Rating: 5 out of 5
Politics can be shocking, and especially so lately — no matter where one is around the world. A little more interesting, therefore, is that the same was the case in the past. Namely, in the middle of World War 2, the main participants of the United Kingdom, Canada and the United States ostensibly decided the fate of the former Dominion of Newfoundland without giving a proper say to the people of the region.
I have seen some reviews which lambaste the author and this work, but from the point of view of the coherency of this book and numerous letters from the relevant parties which are included herein, a convincing case is made for the Colonial Office having sold Newfoundland’s people to Canada (for excusing the British war debts).
As such, this is a very interesting book and the case is worthy of further description and discussion — after all, the Newfoundlanders could have been very well back in command of their own fates as before the dominion status was rescinded. In the same vein, this book highlights the importance of phrasing referendum questions and the timeframe before the question is put to the people.
So, I would very much recommend this, especially if one has an interest in either Canada or Newfoundland or indeed the British (de)colonisation efforts or perhaps just a wish for some political intrigue.

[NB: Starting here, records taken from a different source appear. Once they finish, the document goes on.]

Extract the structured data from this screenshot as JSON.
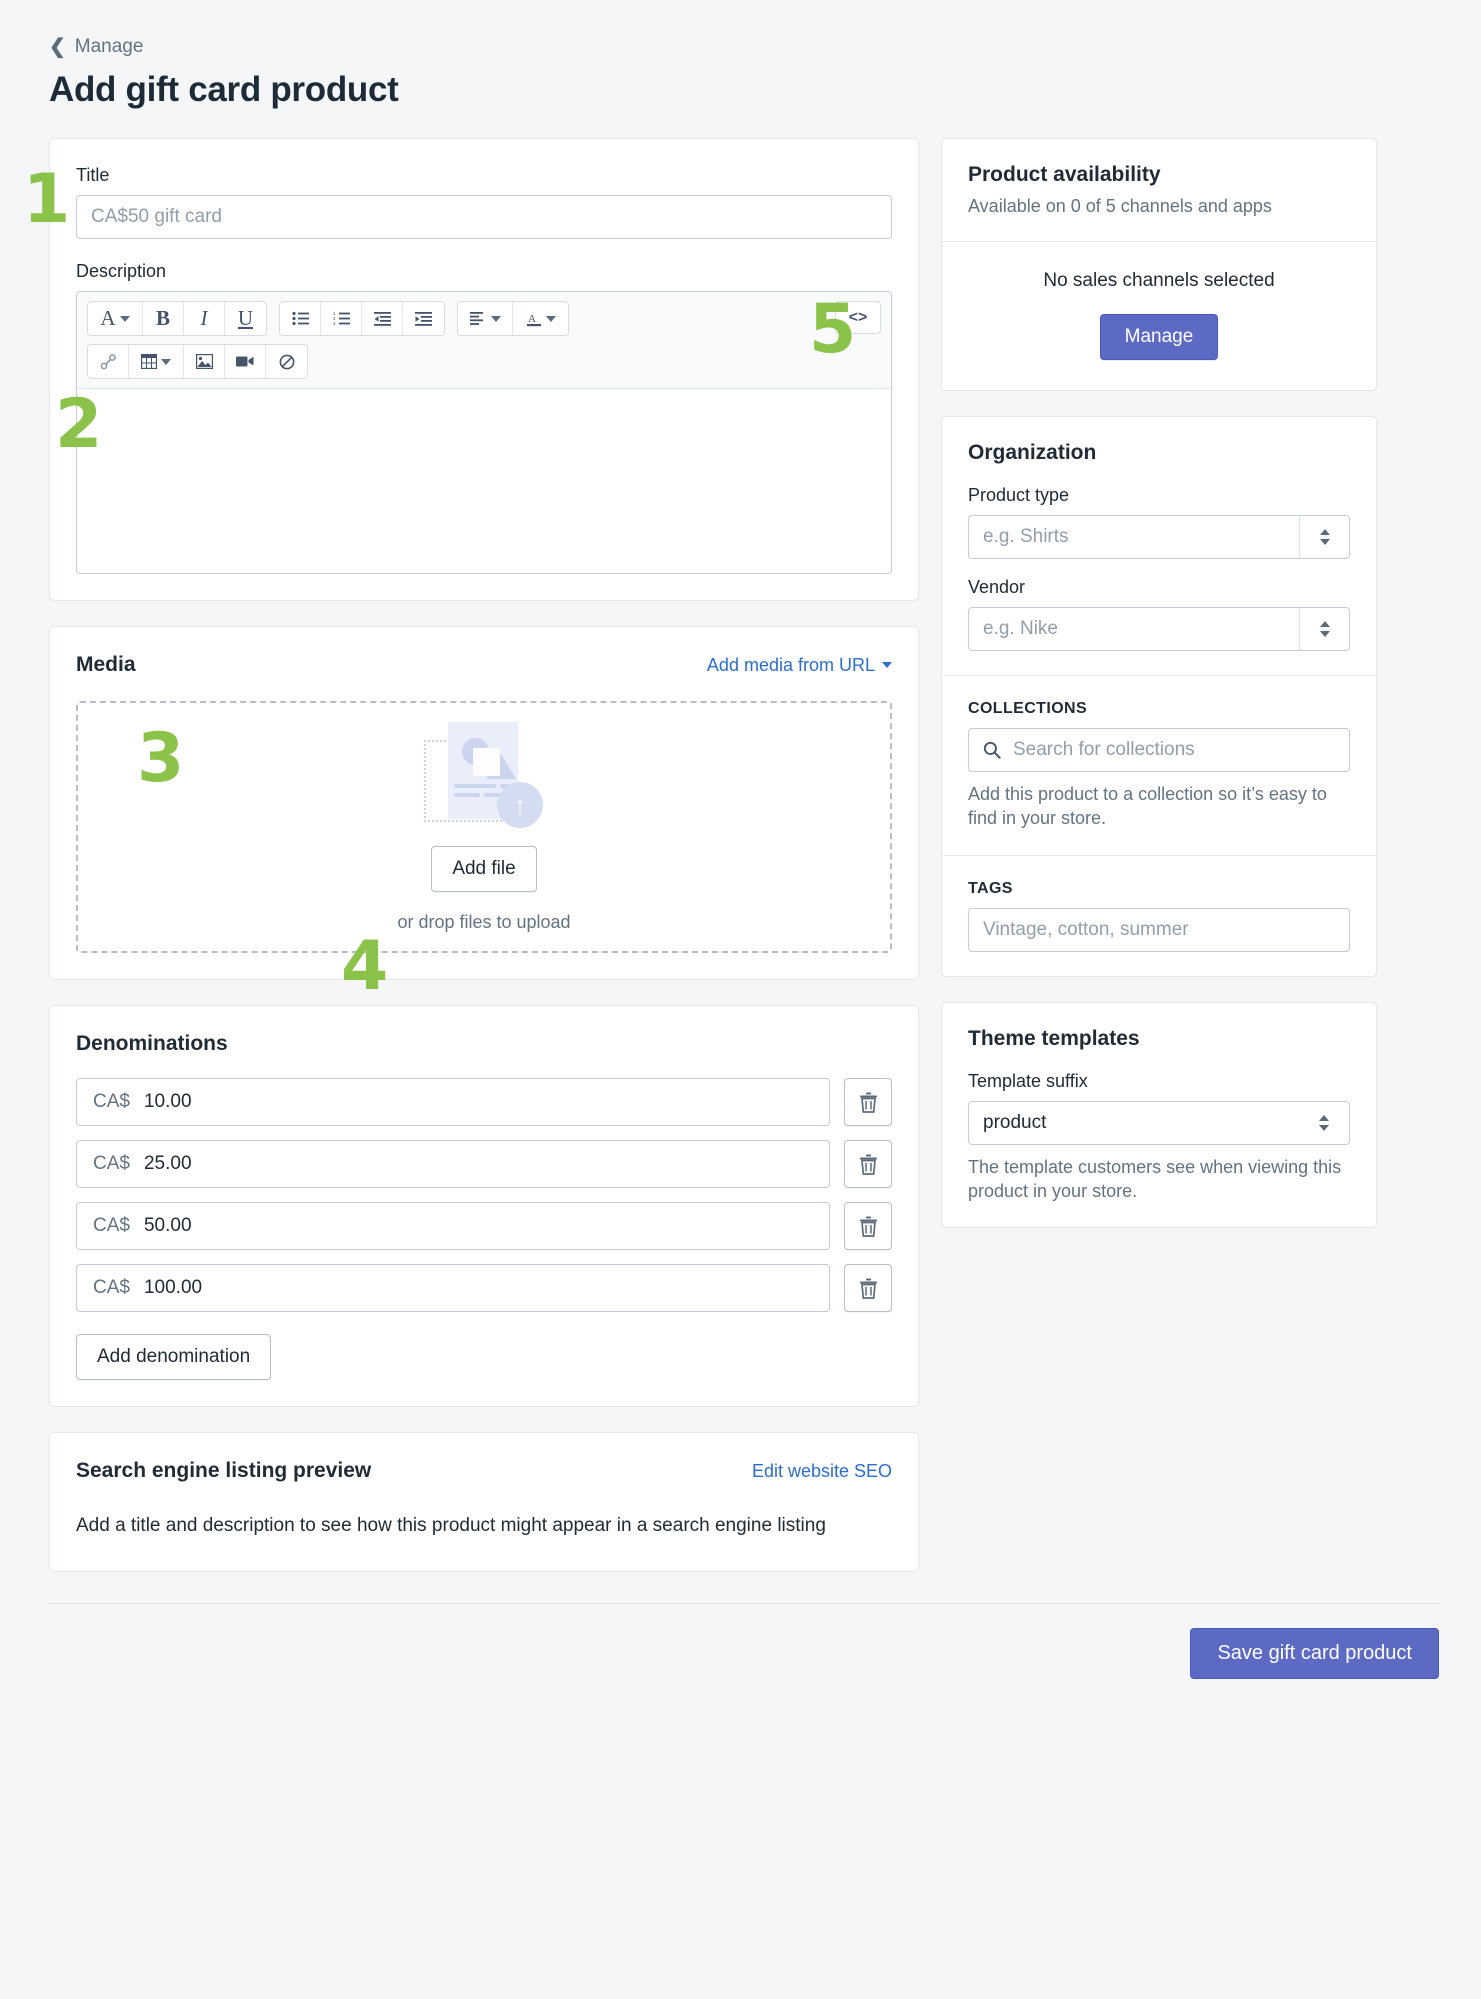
{
  "header": {
    "back_label": "Manage",
    "back_icon": "chevron-left-icon",
    "title": "Add gift card product"
  },
  "product_form": {
    "title_label": "Title",
    "title_placeholder": "CA$50 gift card",
    "title_value": "",
    "description_label": "Description",
    "editor": {
      "row1": [
        {
          "icon": "font-family-icon",
          "glyph": "A",
          "caret": true
        },
        {
          "icon": "bold-icon",
          "glyph": "B",
          "caret": false
        },
        {
          "icon": "italic-icon",
          "glyph": "I",
          "caret": false
        },
        {
          "icon": "underline-icon",
          "glyph": "U",
          "caret": false
        },
        {
          "icon": "bulleted-list-icon",
          "glyph": "",
          "caret": false
        },
        {
          "icon": "numbered-list-icon",
          "glyph": "",
          "caret": false
        },
        {
          "icon": "outdent-icon",
          "glyph": "",
          "caret": false
        },
        {
          "icon": "indent-icon",
          "glyph": "",
          "caret": false
        },
        {
          "icon": "align-icon",
          "glyph": "",
          "caret": true
        },
        {
          "icon": "text-color-icon",
          "glyph": "A",
          "caret": true
        }
      ],
      "row2": [
        {
          "icon": "link-icon"
        },
        {
          "icon": "table-icon",
          "caret": true
        },
        {
          "icon": "image-icon"
        },
        {
          "icon": "video-icon"
        },
        {
          "icon": "clear-formatting-icon"
        }
      ],
      "code_button": "<>",
      "code_icon": "code-view-icon",
      "body_value": ""
    }
  },
  "media": {
    "title": "Media",
    "add_from_url_label": "Add media from URL",
    "add_from_url_icon": "chevron-down-icon",
    "upload_illustration_icon": "upload-image-icon",
    "add_file_label": "Add file",
    "drop_hint": "or drop files to upload"
  },
  "denominations": {
    "title": "Denominations",
    "rows": [
      {
        "currency": "CA$",
        "amount": "10.00",
        "delete_icon": "trash-icon"
      },
      {
        "currency": "CA$",
        "amount": "25.00",
        "delete_icon": "trash-icon"
      },
      {
        "currency": "CA$",
        "amount": "50.00",
        "delete_icon": "trash-icon"
      },
      {
        "currency": "CA$",
        "amount": "100.00",
        "delete_icon": "trash-icon"
      }
    ],
    "add_label": "Add denomination"
  },
  "seo": {
    "title": "Search engine listing preview",
    "edit_link": "Edit website SEO",
    "empty_text": "Add a title and description to see how this product might appear in a search engine listing"
  },
  "sidebar": {
    "availability": {
      "title": "Product availability",
      "subtitle": "Available on 0 of 5 channels and apps",
      "empty_text": "No sales channels selected",
      "manage_label": "Manage"
    },
    "organization": {
      "title": "Organization",
      "product_type_label": "Product type",
      "product_type_placeholder": "e.g. Shirts",
      "product_type_value": "",
      "vendor_label": "Vendor",
      "vendor_placeholder": "e.g. Nike",
      "vendor_value": "",
      "collections_label": "COLLECTIONS",
      "collections_placeholder": "Search for collections",
      "collections_search_icon": "search-icon",
      "collections_help": "Add this product to a collection so it’s easy to find in your store.",
      "tags_label": "TAGS",
      "tags_placeholder": "Vintage, cotton, summer",
      "tags_value": ""
    },
    "theme": {
      "title": "Theme templates",
      "suffix_label": "Template suffix",
      "suffix_value": "product",
      "help": "The template customers see when viewing this product in your store."
    }
  },
  "footer": {
    "save_label": "Save gift card product"
  },
  "annotations": [
    {
      "number": "1"
    },
    {
      "number": "2"
    },
    {
      "number": "3"
    },
    {
      "number": "4"
    },
    {
      "number": "5"
    }
  ],
  "colors": {
    "accent": "#5c6ac4",
    "link": "#2c6ecb",
    "page_bg": "#f4f6f8",
    "badge": "#8bc34a"
  }
}
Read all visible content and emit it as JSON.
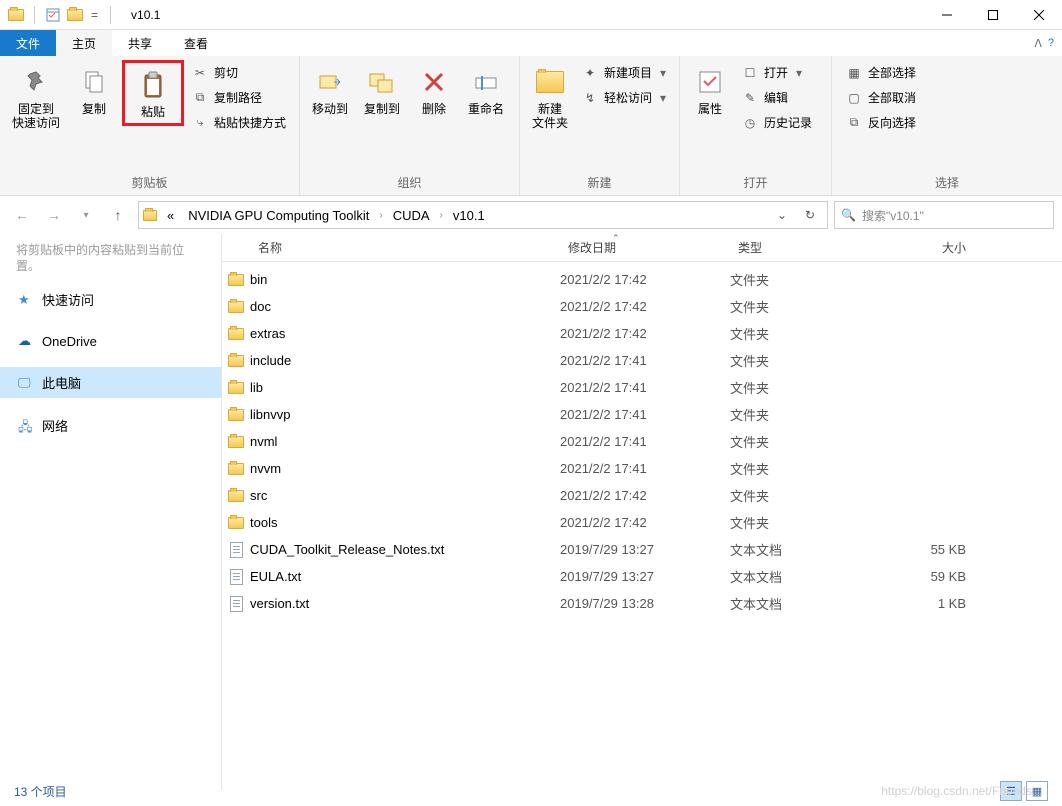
{
  "window": {
    "title": "v10.1"
  },
  "menu": {
    "file": "文件",
    "home": "主页",
    "share": "共享",
    "view": "查看"
  },
  "ribbon": {
    "clipboard": {
      "pin": "固定到\n快速访问",
      "copy": "复制",
      "paste": "粘贴",
      "cut": "剪切",
      "copy_path": "复制路径",
      "paste_shortcut": "粘贴快捷方式",
      "group": "剪贴板"
    },
    "organize": {
      "move_to": "移动到",
      "copy_to": "复制到",
      "delete": "删除",
      "rename": "重命名",
      "group": "组织"
    },
    "new": {
      "new_folder": "新建\n文件夹",
      "new_item": "新建项目",
      "easy_access": "轻松访问",
      "group": "新建"
    },
    "open": {
      "properties": "属性",
      "open": "打开",
      "edit": "编辑",
      "history": "历史记录",
      "group": "打开"
    },
    "select": {
      "select_all": "全部选择",
      "select_none": "全部取消",
      "invert": "反向选择",
      "group": "选择"
    }
  },
  "tooltip_remnant": "将剪贴板中的内容粘贴到当前位置。",
  "breadcrumbs": {
    "root_hint": "«",
    "items": [
      "NVIDIA GPU Computing Toolkit",
      "CUDA",
      "v10.1"
    ]
  },
  "search": {
    "placeholder": "搜索\"v10.1\""
  },
  "nav_pane": {
    "quick_access": "快速访问",
    "onedrive": "OneDrive",
    "this_pc": "此电脑",
    "network": "网络"
  },
  "columns": {
    "name": "名称",
    "date": "修改日期",
    "type": "类型",
    "size": "大小"
  },
  "files": [
    {
      "name": "bin",
      "date": "2021/2/2 17:42",
      "type": "文件夹",
      "size": "",
      "kind": "folder"
    },
    {
      "name": "doc",
      "date": "2021/2/2 17:42",
      "type": "文件夹",
      "size": "",
      "kind": "folder"
    },
    {
      "name": "extras",
      "date": "2021/2/2 17:42",
      "type": "文件夹",
      "size": "",
      "kind": "folder"
    },
    {
      "name": "include",
      "date": "2021/2/2 17:41",
      "type": "文件夹",
      "size": "",
      "kind": "folder"
    },
    {
      "name": "lib",
      "date": "2021/2/2 17:41",
      "type": "文件夹",
      "size": "",
      "kind": "folder"
    },
    {
      "name": "libnvvp",
      "date": "2021/2/2 17:41",
      "type": "文件夹",
      "size": "",
      "kind": "folder"
    },
    {
      "name": "nvml",
      "date": "2021/2/2 17:41",
      "type": "文件夹",
      "size": "",
      "kind": "folder"
    },
    {
      "name": "nvvm",
      "date": "2021/2/2 17:41",
      "type": "文件夹",
      "size": "",
      "kind": "folder"
    },
    {
      "name": "src",
      "date": "2021/2/2 17:42",
      "type": "文件夹",
      "size": "",
      "kind": "folder"
    },
    {
      "name": "tools",
      "date": "2021/2/2 17:42",
      "type": "文件夹",
      "size": "",
      "kind": "folder"
    },
    {
      "name": "CUDA_Toolkit_Release_Notes.txt",
      "date": "2019/7/29 13:27",
      "type": "文本文档",
      "size": "55 KB",
      "kind": "text"
    },
    {
      "name": "EULA.txt",
      "date": "2019/7/29 13:27",
      "type": "文本文档",
      "size": "59 KB",
      "kind": "text"
    },
    {
      "name": "version.txt",
      "date": "2019/7/29 13:28",
      "type": "文本文档",
      "size": "1 KB",
      "kind": "text"
    }
  ],
  "status": {
    "text": "13 个项目"
  },
  "watermark": "https://blog.csdn.net/Friends..."
}
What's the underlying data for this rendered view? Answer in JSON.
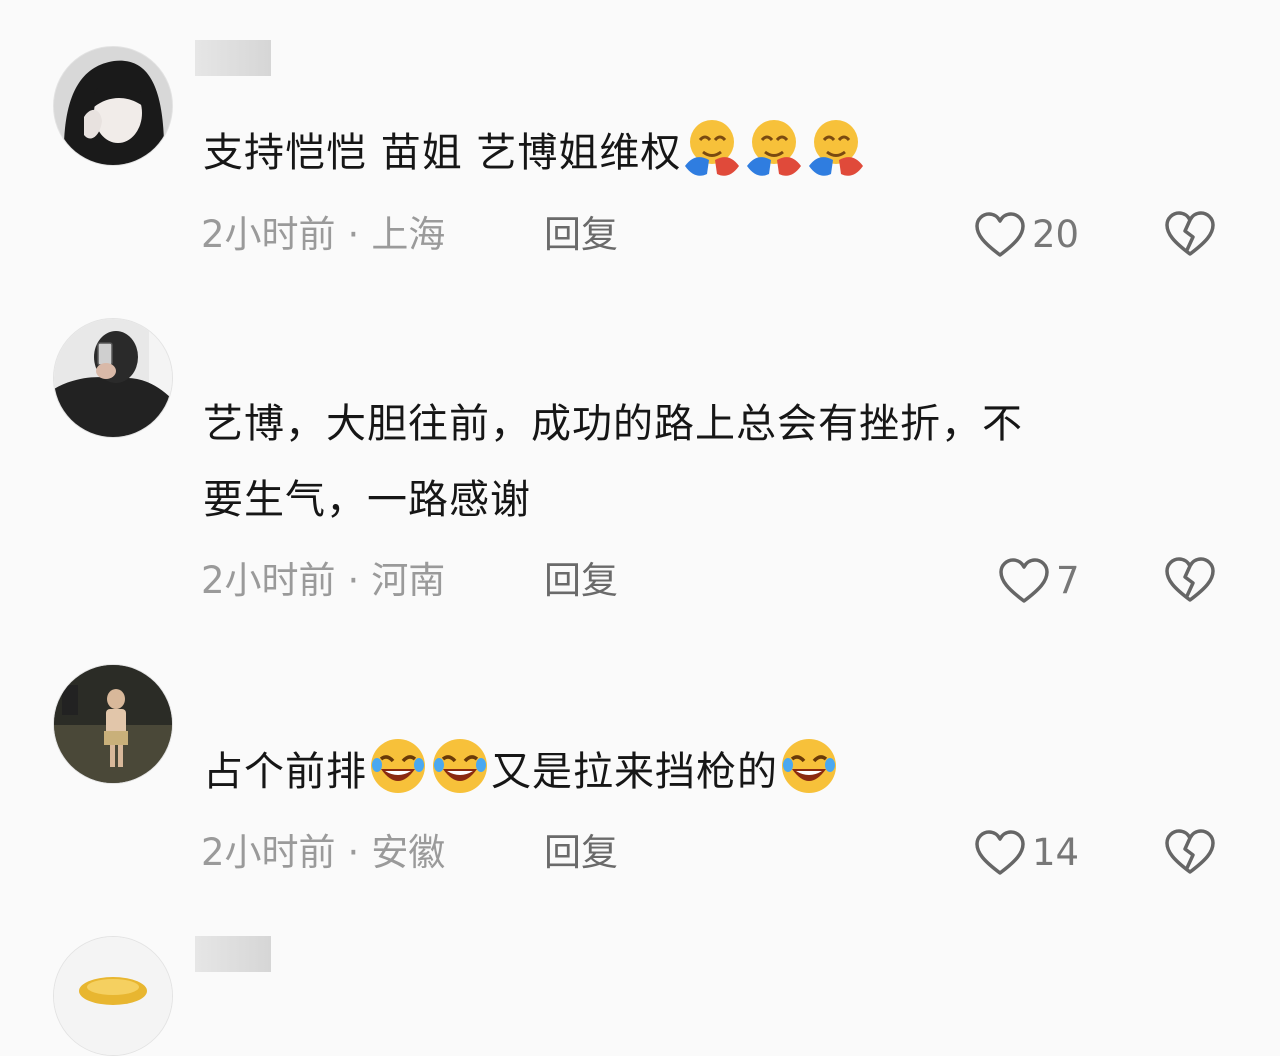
{
  "comments": [
    {
      "text_parts": [
        "支持恺恺 苗姐 艺博姐维权"
      ],
      "emoji_name": "hugging-face-emoji",
      "time": "2小时前",
      "location": "上海",
      "reply_label": "回复",
      "likes": "20"
    },
    {
      "text_line1": "艺博，大胆往前，成功的路上总会有挫折，不",
      "text_line2": "要生气，一路感谢",
      "time": "2小时前",
      "location": "河南",
      "reply_label": "回复",
      "likes": "7"
    },
    {
      "text_parts": [
        "占个前排",
        "又是拉来挡枪的"
      ],
      "emoji_name": "rolling-laughing-emoji",
      "time": "2小时前",
      "location": "安徽",
      "reply_label": "回复",
      "likes": "14"
    }
  ],
  "meta_separator": "·",
  "icons": {
    "like": "heart-outline-icon",
    "dislike": "broken-heart-icon"
  },
  "colors": {
    "background": "#fafafa",
    "text": "#161616",
    "meta": "#9a9a9a"
  }
}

There were a lot of direct quotations from the aforementioned letters, but don’t let these break your spirit… It’s worth it overall!